What you will do → Output each line of the data below exactly, omitting any image.

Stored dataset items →
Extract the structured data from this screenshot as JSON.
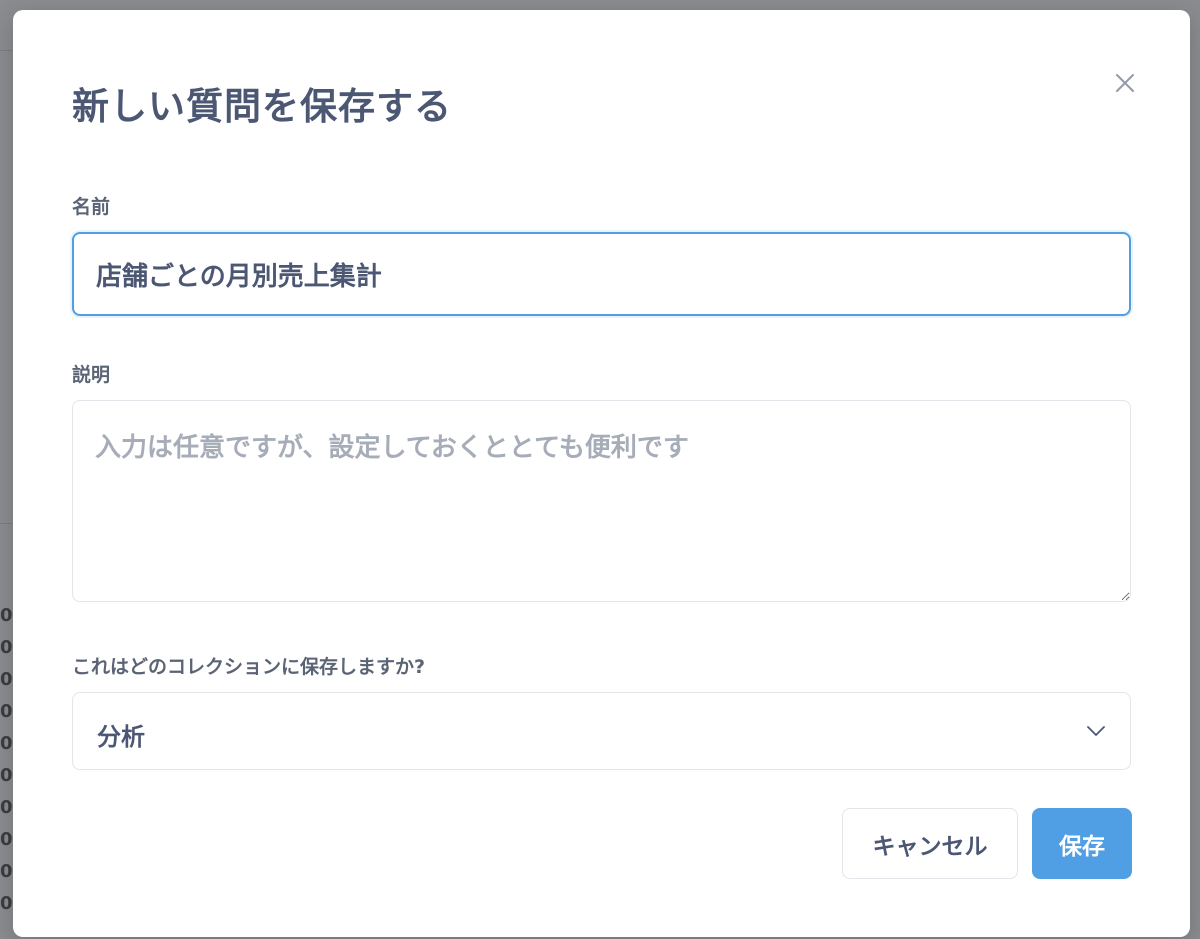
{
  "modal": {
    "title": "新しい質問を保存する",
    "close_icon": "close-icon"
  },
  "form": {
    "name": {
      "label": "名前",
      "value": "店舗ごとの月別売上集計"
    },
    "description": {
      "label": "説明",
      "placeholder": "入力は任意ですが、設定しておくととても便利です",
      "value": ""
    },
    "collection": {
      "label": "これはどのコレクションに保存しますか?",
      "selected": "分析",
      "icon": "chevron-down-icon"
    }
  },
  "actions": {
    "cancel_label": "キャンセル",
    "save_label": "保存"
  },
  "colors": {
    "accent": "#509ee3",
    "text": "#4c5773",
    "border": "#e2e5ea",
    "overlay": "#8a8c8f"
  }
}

Response to this exercise →
Extract the structured data from this screenshot as JSON.
{
  "modal": {
    "title": "新しい質問を保存する",
    "close_icon": "close-icon"
  },
  "form": {
    "name": {
      "label": "名前",
      "value": "店舗ごとの月別売上集計"
    },
    "description": {
      "label": "説明",
      "placeholder": "入力は任意ですが、設定しておくととても便利です",
      "value": ""
    },
    "collection": {
      "label": "これはどのコレクションに保存しますか?",
      "selected": "分析",
      "icon": "chevron-down-icon"
    }
  },
  "actions": {
    "cancel_label": "キャンセル",
    "save_label": "保存"
  },
  "colors": {
    "accent": "#509ee3",
    "text": "#4c5773",
    "border": "#e2e5ea",
    "overlay": "#8a8c8f"
  }
}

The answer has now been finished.